[Dataset records]
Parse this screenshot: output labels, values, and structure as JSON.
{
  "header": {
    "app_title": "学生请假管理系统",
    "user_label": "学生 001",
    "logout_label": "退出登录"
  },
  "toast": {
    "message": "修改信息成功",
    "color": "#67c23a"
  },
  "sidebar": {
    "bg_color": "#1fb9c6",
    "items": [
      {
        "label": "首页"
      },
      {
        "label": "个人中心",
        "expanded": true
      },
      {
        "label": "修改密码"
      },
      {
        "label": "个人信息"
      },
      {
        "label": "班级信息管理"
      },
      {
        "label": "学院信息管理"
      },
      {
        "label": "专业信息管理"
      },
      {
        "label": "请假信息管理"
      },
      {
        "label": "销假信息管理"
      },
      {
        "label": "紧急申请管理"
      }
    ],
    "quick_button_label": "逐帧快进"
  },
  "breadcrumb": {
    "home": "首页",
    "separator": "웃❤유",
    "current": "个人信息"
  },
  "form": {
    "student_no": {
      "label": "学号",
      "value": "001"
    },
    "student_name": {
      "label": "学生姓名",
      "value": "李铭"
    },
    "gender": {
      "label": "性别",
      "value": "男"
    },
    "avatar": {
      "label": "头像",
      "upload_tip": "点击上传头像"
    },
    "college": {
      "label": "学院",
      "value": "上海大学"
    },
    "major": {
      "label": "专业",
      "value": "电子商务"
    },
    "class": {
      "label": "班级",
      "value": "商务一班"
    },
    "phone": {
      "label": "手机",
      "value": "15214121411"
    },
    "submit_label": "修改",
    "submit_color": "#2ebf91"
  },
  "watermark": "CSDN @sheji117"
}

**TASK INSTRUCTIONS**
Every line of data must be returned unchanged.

**EXERCISE OUTPUT**
Parse this screenshot: output labels, values, and structure as JSON.
{
  "header": {
    "app_title": "学生请假管理系统",
    "user_label": "学生 001",
    "logout_label": "退出登录"
  },
  "toast": {
    "message": "修改信息成功",
    "color": "#67c23a"
  },
  "sidebar": {
    "bg_color": "#1fb9c6",
    "items": [
      {
        "label": "首页"
      },
      {
        "label": "个人中心",
        "expanded": true
      },
      {
        "label": "修改密码"
      },
      {
        "label": "个人信息"
      },
      {
        "label": "班级信息管理"
      },
      {
        "label": "学院信息管理"
      },
      {
        "label": "专业信息管理"
      },
      {
        "label": "请假信息管理"
      },
      {
        "label": "销假信息管理"
      },
      {
        "label": "紧急申请管理"
      }
    ],
    "quick_button_label": "逐帧快进"
  },
  "breadcrumb": {
    "home": "首页",
    "separator": "웃❤유",
    "current": "个人信息"
  },
  "form": {
    "student_no": {
      "label": "学号",
      "value": "001"
    },
    "student_name": {
      "label": "学生姓名",
      "value": "李铭"
    },
    "gender": {
      "label": "性别",
      "value": "男"
    },
    "avatar": {
      "label": "头像",
      "upload_tip": "点击上传头像"
    },
    "college": {
      "label": "学院",
      "value": "上海大学"
    },
    "major": {
      "label": "专业",
      "value": "电子商务"
    },
    "class": {
      "label": "班级",
      "value": "商务一班"
    },
    "phone": {
      "label": "手机",
      "value": "15214121411"
    },
    "submit_label": "修改",
    "submit_color": "#2ebf91"
  },
  "watermark": "CSDN @sheji117"
}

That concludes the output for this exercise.